The Nineteenth-Century Heritage:
The Family, Feminism, and Sex
Margaret Sanger returned to a troubled country. By 1915, social, economic, and ideological forces were visibly transforming the most sacrosanct aspects of nineteenth-century life: the condition of the family, the status of women, and the nature of sexuality.
When Mrs. Sanger called contraception birth control and made it a public issue, she was not inventing a new social practice. But she did inject a new term and a new degree of frankness into the debate on what was coming to be called the sexual revolution. The place of birth control in that ( revolution, and the context within which it was debated, depended directly on its relation to the transformations affecting the family, woman, and sex.
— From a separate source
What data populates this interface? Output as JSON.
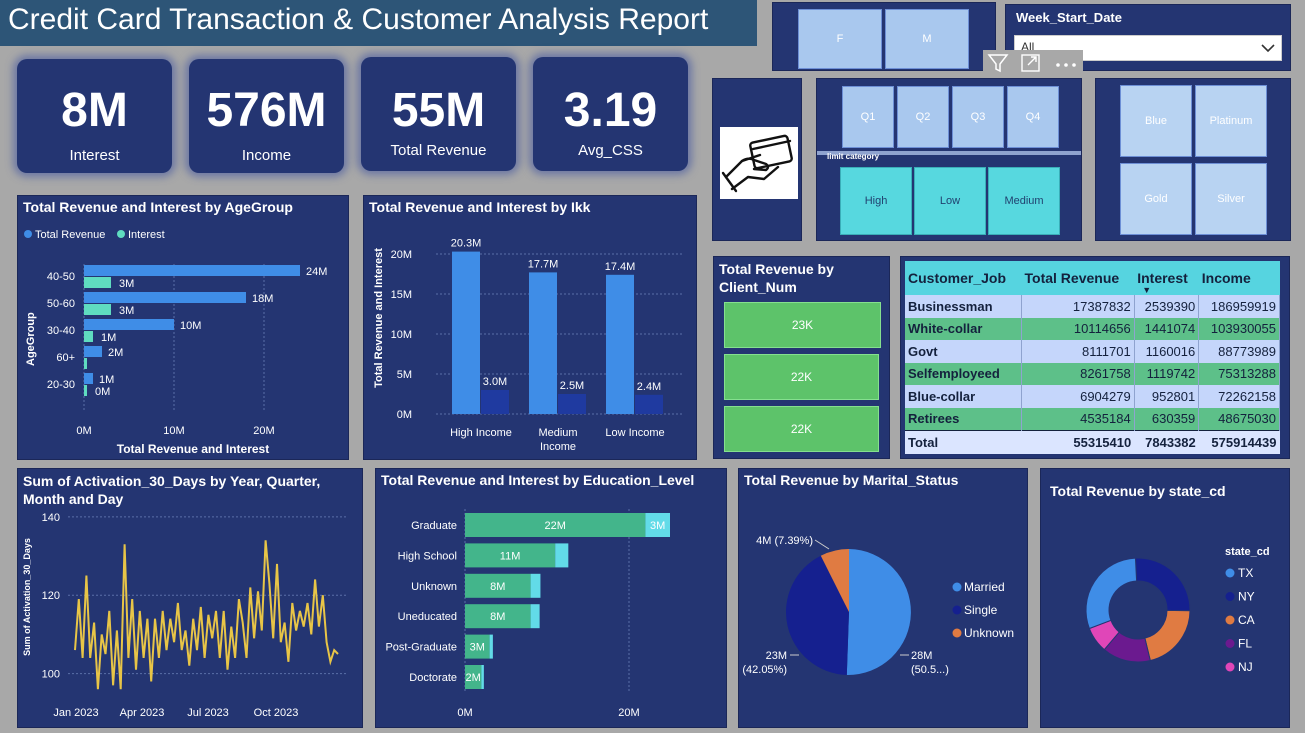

The nineteenth-century American considered the family, as Henry James put it, "the original germ-cell which lies at the base of all that we call society." That view drew support from the findings of American social scientists, who, in their Germanic search for the origins of all institutions, repeatedly demonstrated the initial formation of society in the microcosm of the family. And the sacredness of the idea of the family had more than an evolutionary derivation. In a country plagued by the divisive effects of civil war, territorial expansion, and the birth of modern industrialism, men put a high premium on the forces working for order and cohesion. The family, they thought, was such a force. Its significance, therefore, was less personal than social. The